-------- Material provided --------
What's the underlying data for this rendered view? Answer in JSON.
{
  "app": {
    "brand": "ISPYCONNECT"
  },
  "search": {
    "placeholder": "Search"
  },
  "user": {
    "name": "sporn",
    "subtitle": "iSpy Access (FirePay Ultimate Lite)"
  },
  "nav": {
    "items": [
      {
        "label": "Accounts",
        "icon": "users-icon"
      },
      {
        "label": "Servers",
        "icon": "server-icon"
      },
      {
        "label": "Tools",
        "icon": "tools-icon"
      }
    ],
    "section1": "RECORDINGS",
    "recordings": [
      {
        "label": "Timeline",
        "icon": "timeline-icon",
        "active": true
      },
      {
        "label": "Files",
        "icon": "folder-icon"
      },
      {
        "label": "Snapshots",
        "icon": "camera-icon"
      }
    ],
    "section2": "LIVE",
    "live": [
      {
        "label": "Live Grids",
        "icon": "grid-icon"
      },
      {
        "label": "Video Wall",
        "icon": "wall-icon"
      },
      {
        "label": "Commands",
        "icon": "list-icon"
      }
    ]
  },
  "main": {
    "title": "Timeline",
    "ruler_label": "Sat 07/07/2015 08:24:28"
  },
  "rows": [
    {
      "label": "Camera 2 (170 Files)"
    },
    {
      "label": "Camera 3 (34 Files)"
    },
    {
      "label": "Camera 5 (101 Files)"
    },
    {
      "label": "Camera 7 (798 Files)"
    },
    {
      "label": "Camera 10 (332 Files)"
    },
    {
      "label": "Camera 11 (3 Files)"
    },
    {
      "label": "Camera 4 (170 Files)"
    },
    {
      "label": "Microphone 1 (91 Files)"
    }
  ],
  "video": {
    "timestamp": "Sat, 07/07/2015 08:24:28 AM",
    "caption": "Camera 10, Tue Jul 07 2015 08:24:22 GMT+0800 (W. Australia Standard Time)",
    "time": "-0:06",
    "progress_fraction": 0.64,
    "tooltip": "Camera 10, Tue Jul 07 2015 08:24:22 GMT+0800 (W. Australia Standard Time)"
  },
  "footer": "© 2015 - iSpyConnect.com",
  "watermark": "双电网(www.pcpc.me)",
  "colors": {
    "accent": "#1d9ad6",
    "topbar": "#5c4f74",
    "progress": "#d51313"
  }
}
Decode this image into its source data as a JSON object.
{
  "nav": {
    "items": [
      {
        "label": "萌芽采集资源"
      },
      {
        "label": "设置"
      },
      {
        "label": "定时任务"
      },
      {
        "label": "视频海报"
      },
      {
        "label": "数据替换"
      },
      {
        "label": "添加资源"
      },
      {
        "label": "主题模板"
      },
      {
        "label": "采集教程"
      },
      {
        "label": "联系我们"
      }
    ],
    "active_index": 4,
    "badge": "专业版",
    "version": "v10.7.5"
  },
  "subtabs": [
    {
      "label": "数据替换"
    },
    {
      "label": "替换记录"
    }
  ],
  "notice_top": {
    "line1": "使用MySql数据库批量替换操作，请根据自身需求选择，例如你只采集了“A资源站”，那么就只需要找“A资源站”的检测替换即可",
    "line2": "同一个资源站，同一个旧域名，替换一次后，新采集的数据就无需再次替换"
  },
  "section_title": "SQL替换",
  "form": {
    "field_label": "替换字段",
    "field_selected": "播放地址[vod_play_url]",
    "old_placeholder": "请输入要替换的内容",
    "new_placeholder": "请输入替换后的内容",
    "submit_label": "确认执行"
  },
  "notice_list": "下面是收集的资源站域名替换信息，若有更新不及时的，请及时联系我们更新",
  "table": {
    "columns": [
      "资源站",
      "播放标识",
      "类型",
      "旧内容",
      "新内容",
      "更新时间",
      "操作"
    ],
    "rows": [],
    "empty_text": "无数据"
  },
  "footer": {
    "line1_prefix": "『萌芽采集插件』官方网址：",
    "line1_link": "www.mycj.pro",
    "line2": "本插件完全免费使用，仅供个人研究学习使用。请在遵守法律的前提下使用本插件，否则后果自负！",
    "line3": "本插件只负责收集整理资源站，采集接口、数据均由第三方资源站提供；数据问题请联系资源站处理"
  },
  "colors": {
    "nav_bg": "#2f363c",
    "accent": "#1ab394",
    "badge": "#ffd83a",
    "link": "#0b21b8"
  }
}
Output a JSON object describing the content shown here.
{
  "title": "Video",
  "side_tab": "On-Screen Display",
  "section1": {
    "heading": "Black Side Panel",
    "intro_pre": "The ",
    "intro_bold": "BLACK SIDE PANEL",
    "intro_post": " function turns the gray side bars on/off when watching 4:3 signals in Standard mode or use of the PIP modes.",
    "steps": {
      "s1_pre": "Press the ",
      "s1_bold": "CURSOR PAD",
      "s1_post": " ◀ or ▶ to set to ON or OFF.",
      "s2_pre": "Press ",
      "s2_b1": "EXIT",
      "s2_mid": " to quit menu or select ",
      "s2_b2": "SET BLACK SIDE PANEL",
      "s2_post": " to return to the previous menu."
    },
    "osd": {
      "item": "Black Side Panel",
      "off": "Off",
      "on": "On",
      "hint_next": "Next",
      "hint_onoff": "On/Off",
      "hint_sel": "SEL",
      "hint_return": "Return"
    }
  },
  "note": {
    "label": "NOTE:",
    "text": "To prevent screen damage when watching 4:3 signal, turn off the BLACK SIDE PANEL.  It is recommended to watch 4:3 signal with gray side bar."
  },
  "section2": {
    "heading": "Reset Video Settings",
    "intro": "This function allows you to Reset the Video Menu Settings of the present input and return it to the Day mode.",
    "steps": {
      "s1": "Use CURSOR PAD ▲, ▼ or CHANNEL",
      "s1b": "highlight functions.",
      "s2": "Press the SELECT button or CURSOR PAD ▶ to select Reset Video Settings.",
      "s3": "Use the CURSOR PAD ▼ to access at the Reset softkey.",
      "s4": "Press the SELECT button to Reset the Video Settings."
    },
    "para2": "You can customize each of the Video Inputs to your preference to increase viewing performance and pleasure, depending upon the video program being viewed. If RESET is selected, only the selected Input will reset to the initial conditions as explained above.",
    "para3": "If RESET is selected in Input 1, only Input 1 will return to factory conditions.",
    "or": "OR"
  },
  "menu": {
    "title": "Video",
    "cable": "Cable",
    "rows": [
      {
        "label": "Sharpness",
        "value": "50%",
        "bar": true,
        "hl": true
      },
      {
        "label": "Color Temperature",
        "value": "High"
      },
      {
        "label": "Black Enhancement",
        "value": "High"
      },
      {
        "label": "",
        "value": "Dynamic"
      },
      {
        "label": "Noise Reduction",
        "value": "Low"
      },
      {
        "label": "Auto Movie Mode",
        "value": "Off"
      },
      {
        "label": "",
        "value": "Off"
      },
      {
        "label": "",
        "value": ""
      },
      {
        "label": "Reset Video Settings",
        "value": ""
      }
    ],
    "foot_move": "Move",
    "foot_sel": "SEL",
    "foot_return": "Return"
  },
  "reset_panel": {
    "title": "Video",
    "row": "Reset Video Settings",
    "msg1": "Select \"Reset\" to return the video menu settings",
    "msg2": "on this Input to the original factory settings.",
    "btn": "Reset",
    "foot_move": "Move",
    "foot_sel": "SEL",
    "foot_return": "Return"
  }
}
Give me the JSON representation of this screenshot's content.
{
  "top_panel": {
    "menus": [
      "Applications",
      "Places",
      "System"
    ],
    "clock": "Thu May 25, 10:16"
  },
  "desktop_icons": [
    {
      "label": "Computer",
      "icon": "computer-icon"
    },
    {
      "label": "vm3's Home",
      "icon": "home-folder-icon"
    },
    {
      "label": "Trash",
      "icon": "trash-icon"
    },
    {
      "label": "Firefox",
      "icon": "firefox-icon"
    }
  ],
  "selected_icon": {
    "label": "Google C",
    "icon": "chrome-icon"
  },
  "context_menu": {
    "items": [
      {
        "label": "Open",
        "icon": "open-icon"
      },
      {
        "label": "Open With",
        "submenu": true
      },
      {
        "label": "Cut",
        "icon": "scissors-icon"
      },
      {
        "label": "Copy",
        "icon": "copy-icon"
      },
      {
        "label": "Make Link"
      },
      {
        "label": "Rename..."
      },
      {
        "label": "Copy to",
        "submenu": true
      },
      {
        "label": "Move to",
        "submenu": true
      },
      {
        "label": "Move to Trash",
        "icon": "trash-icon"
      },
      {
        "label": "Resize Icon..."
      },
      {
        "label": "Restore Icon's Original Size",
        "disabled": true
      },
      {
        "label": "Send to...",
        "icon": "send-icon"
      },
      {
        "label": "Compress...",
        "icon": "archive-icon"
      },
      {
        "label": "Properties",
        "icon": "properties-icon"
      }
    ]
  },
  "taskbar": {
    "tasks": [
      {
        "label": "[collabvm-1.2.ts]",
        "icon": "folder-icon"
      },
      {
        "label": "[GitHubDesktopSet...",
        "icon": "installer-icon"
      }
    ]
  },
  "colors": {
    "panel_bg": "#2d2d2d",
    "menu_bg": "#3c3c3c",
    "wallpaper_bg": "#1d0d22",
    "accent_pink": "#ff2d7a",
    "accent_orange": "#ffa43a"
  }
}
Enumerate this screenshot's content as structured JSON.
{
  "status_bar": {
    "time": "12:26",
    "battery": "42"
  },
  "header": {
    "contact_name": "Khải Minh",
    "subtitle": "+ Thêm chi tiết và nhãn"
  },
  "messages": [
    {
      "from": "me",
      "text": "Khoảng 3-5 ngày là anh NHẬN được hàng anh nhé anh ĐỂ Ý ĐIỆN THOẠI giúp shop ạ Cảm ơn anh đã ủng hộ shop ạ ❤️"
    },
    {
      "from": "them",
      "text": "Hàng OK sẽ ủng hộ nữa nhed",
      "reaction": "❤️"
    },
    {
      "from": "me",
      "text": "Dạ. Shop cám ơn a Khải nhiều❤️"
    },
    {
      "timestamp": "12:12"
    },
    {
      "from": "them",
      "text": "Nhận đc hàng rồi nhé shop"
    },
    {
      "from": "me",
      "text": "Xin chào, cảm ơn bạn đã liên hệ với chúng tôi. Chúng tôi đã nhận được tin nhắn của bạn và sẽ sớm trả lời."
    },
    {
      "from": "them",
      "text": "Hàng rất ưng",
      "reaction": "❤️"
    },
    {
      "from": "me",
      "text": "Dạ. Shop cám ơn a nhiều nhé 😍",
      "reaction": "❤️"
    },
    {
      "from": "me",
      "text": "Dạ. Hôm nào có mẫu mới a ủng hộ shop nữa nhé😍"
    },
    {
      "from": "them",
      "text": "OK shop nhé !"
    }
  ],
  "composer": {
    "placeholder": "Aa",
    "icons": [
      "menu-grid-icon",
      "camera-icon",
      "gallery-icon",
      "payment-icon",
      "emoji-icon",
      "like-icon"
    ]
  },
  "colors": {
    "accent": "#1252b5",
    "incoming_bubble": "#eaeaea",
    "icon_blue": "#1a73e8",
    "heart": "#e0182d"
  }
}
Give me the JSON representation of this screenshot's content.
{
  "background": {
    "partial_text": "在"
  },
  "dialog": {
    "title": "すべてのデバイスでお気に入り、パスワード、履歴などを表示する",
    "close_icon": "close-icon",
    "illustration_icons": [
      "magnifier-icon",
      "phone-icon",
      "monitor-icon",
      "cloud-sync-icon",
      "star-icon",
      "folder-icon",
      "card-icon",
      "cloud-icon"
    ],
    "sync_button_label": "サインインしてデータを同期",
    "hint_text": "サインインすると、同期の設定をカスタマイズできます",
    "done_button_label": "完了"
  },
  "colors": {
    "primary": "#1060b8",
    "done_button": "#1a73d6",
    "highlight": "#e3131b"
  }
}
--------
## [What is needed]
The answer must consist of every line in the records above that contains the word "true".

## [Answer to this problem]
        "active": true
        "bar": true,
        "hl": true
        "submenu": true
        "submenu": true
        "submenu": true
        "disabled": true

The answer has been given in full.